▸ Data section
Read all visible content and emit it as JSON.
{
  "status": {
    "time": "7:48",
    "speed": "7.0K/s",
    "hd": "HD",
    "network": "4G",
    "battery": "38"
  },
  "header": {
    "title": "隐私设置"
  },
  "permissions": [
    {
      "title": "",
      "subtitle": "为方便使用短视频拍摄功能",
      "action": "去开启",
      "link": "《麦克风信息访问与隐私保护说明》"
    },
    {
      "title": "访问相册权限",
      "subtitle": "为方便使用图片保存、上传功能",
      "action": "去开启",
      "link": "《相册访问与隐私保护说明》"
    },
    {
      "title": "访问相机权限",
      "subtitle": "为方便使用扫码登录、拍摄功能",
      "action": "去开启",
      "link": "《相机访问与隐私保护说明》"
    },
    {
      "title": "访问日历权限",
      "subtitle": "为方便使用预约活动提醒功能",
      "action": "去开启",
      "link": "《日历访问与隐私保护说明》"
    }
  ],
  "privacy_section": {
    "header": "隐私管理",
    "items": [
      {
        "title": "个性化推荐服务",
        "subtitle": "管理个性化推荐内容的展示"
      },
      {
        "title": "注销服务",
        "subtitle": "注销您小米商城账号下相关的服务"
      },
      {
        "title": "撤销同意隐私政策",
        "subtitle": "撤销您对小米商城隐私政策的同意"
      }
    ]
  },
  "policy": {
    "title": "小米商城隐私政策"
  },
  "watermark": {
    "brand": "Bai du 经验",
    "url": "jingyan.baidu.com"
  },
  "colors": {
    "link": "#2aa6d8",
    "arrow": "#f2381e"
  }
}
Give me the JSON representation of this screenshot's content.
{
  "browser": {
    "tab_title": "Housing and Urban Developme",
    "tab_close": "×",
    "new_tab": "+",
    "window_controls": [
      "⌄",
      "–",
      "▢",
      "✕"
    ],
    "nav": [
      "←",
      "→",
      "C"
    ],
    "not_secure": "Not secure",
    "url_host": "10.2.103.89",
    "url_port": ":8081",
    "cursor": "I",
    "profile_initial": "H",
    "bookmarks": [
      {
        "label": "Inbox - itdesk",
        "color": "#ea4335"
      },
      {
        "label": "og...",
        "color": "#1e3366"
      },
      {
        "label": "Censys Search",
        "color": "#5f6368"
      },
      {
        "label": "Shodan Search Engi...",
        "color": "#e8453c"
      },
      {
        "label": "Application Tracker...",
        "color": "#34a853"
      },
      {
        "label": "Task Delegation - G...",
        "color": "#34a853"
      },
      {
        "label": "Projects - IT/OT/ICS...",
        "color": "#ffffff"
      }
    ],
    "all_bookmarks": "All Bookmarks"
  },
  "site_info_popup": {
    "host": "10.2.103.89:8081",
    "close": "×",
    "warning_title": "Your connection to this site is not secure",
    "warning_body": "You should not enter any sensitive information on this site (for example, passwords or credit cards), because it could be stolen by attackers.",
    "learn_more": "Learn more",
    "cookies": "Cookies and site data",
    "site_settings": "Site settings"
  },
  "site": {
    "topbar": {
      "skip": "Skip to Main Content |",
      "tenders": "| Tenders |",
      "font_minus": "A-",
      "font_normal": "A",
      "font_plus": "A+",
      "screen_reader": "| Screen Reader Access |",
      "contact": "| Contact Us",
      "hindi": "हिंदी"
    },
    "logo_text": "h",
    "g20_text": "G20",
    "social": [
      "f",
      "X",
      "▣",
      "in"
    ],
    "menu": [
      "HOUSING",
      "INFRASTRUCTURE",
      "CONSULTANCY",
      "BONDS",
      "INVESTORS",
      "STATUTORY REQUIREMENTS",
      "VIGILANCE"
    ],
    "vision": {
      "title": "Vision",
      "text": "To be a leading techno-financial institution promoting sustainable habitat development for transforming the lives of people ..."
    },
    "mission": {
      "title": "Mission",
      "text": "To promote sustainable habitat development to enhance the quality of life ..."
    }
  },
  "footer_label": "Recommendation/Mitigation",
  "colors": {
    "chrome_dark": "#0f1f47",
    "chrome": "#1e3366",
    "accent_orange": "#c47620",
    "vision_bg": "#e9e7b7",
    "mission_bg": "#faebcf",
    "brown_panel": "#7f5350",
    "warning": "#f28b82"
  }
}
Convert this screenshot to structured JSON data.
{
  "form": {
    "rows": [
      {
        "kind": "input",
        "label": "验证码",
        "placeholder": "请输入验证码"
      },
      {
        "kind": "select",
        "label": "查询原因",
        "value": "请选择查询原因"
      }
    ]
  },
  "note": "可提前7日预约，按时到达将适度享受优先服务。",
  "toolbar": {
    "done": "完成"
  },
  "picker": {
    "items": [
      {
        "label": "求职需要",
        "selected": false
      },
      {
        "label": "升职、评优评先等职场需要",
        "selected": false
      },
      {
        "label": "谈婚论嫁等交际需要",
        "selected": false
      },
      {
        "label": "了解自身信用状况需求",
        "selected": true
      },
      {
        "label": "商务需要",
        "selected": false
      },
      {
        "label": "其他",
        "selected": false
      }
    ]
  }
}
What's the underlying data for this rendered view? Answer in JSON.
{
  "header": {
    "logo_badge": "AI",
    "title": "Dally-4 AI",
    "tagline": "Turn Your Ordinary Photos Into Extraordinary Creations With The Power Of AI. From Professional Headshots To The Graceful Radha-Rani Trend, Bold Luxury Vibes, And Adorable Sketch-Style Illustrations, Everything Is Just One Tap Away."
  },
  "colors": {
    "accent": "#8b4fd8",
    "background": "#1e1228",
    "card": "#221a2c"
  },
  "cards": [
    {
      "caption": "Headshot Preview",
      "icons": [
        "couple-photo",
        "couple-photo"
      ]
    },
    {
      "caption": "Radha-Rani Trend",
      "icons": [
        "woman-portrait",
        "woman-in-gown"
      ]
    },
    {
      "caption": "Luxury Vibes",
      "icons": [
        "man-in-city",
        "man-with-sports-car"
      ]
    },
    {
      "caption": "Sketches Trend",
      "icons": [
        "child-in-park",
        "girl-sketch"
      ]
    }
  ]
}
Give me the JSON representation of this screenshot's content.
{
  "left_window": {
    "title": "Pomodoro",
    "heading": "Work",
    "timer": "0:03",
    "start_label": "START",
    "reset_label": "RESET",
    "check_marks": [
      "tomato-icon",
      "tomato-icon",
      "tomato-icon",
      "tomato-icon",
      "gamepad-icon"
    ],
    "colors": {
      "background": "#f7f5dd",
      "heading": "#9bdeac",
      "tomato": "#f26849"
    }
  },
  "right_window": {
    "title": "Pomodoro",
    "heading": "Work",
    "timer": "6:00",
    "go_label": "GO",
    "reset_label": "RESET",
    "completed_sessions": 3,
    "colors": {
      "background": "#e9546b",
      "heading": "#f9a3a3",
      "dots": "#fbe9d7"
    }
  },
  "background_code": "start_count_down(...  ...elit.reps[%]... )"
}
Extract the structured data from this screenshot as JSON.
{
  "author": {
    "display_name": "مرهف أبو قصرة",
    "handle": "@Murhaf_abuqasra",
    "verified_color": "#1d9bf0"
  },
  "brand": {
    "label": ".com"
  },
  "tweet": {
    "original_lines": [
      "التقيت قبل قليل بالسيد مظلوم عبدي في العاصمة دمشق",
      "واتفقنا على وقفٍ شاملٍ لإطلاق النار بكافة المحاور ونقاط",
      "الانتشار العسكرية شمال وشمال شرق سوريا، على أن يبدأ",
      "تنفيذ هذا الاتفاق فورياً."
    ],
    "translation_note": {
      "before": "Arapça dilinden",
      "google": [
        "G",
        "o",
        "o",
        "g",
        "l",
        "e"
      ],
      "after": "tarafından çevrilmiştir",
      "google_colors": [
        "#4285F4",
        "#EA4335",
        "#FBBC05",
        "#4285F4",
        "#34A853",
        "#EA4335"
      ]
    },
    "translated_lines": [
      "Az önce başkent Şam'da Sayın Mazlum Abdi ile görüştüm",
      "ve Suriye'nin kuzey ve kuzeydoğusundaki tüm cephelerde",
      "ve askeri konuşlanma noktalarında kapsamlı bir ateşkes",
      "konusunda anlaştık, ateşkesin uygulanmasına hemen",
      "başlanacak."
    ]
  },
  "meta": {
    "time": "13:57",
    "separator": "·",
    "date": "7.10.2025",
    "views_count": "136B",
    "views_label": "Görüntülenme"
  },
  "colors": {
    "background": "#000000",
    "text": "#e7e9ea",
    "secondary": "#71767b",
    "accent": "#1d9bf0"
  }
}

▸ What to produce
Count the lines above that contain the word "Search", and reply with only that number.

▸ Worked solution
2